◆ **What to do**: Wherever the string "activity" occurs in a line of these records, report that line.

◆ **Records for the task**:
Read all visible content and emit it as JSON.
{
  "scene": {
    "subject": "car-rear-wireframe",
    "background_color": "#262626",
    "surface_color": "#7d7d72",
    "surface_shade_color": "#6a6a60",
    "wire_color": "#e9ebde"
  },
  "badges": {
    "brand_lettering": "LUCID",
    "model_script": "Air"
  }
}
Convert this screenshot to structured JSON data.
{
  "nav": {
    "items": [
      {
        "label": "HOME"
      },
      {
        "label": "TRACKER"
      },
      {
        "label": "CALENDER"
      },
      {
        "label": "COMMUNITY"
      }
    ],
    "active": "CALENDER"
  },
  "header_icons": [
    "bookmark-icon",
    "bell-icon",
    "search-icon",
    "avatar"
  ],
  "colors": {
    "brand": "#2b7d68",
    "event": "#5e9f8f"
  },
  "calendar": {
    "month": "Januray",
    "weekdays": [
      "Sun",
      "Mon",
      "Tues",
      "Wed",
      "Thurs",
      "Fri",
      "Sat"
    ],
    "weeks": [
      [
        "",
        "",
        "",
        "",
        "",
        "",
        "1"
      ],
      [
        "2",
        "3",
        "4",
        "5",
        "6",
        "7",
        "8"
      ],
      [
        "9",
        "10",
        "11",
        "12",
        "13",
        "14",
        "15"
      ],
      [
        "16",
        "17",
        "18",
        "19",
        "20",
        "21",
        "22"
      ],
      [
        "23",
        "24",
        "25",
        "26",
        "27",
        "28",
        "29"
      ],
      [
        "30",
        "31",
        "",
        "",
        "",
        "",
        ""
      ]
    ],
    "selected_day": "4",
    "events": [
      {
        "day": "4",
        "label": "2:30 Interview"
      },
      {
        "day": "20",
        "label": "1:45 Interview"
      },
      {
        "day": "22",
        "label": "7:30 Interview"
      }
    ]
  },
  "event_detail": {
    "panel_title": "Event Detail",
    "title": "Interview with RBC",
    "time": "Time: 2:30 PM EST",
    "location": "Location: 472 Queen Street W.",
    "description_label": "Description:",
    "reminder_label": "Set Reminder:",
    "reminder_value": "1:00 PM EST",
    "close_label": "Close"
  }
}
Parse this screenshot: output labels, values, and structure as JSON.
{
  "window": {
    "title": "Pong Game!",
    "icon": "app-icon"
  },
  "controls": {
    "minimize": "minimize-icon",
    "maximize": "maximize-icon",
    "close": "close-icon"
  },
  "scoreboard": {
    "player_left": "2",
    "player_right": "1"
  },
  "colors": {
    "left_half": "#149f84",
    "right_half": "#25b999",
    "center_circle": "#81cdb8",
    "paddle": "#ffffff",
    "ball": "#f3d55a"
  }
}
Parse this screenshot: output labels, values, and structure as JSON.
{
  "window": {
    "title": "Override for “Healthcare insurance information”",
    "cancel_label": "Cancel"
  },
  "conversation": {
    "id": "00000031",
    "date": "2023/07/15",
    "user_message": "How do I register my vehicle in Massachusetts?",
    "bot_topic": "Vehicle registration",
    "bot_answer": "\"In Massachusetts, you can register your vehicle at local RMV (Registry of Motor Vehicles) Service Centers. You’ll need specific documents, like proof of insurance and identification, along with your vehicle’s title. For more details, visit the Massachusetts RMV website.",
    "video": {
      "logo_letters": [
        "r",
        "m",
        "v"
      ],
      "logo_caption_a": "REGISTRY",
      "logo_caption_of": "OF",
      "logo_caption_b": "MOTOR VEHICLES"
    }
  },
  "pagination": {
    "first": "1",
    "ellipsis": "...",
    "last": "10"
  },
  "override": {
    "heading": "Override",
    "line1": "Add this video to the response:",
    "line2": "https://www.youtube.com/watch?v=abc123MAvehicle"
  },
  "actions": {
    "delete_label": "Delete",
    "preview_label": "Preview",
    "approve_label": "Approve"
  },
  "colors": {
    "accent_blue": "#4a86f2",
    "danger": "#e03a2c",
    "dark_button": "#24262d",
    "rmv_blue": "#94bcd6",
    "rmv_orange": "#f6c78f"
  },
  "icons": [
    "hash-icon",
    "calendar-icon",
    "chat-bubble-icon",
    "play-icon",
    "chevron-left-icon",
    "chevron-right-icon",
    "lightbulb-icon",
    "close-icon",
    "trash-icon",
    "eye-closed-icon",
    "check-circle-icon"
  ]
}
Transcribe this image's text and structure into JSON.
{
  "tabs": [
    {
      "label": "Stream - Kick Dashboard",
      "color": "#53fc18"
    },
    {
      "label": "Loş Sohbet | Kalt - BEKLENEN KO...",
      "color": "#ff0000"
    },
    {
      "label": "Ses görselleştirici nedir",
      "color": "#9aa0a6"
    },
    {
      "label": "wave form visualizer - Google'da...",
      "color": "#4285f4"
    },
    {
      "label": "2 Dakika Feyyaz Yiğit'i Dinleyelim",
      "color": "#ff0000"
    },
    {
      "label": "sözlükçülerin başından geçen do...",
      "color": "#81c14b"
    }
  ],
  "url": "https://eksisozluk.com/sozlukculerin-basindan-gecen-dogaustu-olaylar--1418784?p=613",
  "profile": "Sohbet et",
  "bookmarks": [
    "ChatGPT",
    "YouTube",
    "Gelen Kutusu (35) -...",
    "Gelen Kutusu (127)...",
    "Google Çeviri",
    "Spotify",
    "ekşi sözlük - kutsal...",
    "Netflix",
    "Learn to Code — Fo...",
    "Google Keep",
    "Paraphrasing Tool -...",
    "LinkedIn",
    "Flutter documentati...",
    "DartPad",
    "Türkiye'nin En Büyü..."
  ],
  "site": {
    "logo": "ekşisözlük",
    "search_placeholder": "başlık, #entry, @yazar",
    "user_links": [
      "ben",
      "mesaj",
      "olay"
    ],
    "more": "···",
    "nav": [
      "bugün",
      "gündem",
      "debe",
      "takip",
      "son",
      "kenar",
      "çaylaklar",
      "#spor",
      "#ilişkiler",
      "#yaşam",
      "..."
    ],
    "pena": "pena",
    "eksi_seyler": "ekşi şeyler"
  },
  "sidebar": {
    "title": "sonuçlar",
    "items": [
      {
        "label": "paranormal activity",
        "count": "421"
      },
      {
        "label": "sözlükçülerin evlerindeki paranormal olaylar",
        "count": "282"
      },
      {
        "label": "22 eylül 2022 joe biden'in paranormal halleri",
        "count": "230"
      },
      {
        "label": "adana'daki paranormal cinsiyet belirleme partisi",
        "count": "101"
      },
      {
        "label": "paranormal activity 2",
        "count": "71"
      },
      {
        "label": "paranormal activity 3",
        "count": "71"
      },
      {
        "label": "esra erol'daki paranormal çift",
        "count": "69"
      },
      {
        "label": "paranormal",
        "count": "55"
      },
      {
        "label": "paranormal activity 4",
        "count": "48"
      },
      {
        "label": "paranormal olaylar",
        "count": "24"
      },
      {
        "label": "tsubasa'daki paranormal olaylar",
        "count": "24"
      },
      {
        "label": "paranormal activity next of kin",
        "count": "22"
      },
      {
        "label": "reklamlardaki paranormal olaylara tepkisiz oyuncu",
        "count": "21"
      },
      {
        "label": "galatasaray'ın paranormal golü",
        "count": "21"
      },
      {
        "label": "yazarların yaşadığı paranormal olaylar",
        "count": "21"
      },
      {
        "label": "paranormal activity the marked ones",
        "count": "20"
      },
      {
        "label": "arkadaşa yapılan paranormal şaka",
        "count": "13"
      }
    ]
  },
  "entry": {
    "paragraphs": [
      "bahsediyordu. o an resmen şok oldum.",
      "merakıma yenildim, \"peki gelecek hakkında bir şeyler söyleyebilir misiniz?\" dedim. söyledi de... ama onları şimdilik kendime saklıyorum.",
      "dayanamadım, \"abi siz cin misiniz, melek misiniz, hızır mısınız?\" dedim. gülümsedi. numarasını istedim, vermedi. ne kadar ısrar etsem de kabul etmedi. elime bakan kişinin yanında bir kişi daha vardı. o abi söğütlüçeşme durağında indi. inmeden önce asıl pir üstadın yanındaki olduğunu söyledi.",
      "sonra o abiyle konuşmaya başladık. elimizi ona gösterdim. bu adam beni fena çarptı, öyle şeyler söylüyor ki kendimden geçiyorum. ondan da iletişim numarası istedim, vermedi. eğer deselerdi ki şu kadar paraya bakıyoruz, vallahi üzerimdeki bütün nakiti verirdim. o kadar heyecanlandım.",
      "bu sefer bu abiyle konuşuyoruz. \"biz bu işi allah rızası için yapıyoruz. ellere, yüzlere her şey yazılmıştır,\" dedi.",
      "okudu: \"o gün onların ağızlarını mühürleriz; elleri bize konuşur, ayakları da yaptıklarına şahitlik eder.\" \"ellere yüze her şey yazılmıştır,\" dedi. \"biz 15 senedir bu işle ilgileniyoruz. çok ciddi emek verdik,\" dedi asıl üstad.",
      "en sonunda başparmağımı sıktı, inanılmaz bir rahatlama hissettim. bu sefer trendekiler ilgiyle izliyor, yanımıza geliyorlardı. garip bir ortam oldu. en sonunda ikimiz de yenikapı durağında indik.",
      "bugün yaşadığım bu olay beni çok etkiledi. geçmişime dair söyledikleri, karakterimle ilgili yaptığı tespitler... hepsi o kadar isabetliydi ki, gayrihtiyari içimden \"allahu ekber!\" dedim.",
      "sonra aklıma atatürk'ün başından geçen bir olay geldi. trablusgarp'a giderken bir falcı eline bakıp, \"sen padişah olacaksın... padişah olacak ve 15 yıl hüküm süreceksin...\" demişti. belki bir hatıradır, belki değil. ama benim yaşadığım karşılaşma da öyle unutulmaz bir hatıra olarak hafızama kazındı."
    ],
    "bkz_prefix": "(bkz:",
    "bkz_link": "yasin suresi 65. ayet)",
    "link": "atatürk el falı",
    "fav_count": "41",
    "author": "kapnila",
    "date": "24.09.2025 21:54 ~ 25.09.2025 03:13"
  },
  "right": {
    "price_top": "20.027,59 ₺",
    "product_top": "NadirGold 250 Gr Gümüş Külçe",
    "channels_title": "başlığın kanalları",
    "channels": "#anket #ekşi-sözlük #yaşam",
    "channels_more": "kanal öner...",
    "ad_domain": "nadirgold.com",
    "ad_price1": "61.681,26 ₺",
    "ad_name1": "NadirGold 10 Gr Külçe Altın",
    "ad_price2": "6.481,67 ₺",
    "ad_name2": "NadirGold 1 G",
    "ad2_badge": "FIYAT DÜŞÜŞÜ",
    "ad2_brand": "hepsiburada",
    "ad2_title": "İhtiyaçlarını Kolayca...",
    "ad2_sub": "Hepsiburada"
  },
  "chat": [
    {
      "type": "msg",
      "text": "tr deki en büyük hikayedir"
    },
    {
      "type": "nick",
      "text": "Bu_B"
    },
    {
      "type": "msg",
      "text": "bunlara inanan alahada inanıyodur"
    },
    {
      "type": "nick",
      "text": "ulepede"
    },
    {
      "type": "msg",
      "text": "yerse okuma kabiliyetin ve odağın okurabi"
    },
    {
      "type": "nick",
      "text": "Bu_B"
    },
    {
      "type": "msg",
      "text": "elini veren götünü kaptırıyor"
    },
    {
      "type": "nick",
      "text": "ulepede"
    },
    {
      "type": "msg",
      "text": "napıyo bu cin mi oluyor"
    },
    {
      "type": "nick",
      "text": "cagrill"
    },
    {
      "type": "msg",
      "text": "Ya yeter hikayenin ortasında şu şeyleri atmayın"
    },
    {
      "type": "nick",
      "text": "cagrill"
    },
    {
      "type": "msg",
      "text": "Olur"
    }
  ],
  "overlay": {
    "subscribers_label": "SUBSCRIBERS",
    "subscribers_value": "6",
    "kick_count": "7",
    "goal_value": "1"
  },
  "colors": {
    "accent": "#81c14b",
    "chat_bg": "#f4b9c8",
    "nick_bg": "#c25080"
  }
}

◆ **Problem solution**:
        "label": "paranormal activity",
        "label": "paranormal activity 2",
        "label": "paranormal activity 3",
        "label": "paranormal activity 4",
        "label": "paranormal activity next of kin",
        "label": "paranormal activity the marked ones",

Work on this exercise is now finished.